**Directions**. Copy the records exactly. Every line must match.

**Source records**.
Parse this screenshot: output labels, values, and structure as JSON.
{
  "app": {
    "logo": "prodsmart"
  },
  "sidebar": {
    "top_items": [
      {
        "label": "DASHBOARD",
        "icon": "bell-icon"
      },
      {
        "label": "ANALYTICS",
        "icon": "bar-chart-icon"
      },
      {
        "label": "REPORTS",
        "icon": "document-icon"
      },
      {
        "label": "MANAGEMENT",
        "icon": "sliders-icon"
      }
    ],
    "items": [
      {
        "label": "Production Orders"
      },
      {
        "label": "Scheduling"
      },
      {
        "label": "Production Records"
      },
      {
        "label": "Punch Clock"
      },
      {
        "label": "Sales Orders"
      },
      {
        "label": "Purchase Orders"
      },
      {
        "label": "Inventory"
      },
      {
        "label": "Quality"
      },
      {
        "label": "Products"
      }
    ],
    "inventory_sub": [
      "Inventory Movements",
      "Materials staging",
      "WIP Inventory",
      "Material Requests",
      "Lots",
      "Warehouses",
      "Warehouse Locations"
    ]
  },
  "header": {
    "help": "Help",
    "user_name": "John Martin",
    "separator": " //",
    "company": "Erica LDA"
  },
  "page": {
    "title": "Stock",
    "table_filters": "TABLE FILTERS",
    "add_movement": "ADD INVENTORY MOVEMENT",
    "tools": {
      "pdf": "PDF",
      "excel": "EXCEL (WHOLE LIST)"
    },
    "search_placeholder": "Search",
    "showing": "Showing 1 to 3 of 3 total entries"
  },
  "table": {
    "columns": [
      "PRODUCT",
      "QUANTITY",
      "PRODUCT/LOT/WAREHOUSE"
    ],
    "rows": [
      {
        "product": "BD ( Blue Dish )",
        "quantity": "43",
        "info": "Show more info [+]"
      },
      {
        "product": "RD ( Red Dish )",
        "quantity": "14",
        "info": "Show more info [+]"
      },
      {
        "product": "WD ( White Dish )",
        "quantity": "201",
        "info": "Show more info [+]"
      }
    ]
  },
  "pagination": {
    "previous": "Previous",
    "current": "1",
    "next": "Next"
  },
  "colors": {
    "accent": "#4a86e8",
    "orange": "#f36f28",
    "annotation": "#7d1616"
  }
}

**Task solution**.
Parse this screenshot: output labels, values, and structure as JSON.
{
  "app": {
    "logo": "prodsmart"
  },
  "sidebar": {
    "top_items": [
      {
        "label": "DASHBOARD",
        "icon": "bell-icon"
      },
      {
        "label": "ANALYTICS",
        "icon": "bar-chart-icon"
      },
      {
        "label": "REPORTS",
        "icon": "document-icon"
      },
      {
        "label": "MANAGEMENT",
        "icon": "sliders-icon"
      }
    ],
    "items": [
      {
        "label": "Production Orders"
      },
      {
        "label": "Scheduling"
      },
      {
        "label": "Production Records"
      },
      {
        "label": "Punch Clock"
      },
      {
        "label": "Sales Orders"
      },
      {
        "label": "Purchase Orders"
      },
      {
        "label": "Inventory"
      },
      {
        "label": "Quality"
      },
      {
        "label": "Products"
      }
    ],
    "inventory_sub": [
      "Inventory Movements",
      "Materials staging",
      "WIP Inventory",
      "Material Requests",
      "Lots",
      "Warehouses",
      "Warehouse Locations"
    ]
  },
  "header": {
    "help": "Help",
    "user_name": "John Martin",
    "separator": " //",
    "company": "Erica LDA"
  },
  "page": {
    "title": "Stock",
    "table_filters": "TABLE FILTERS",
    "add_movement": "ADD INVENTORY MOVEMENT",
    "tools": {
      "pdf": "PDF",
      "excel": "EXCEL (WHOLE LIST)"
    },
    "search_placeholder": "Search",
    "showing": "Showing 1 to 3 of 3 total entries"
  },
  "table": {
    "columns": [
      "PRODUCT",
      "QUANTITY",
      "PRODUCT/LOT/WAREHOUSE"
    ],
    "rows": [
      {
        "product": "BD ( Blue Dish )",
        "quantity": "43",
        "info": "Show more info [+]"
      },
      {
        "product": "RD ( Red Dish )",
        "quantity": "14",
        "info": "Show more info [+]"
      },
      {
        "product": "WD ( White Dish )",
        "quantity": "201",
        "info": "Show more info [+]"
      }
    ]
  },
  "pagination": {
    "previous": "Previous",
    "current": "1",
    "next": "Next"
  },
  "colors": {
    "accent": "#4a86e8",
    "orange": "#f36f28",
    "annotation": "#7d1616"
  }
}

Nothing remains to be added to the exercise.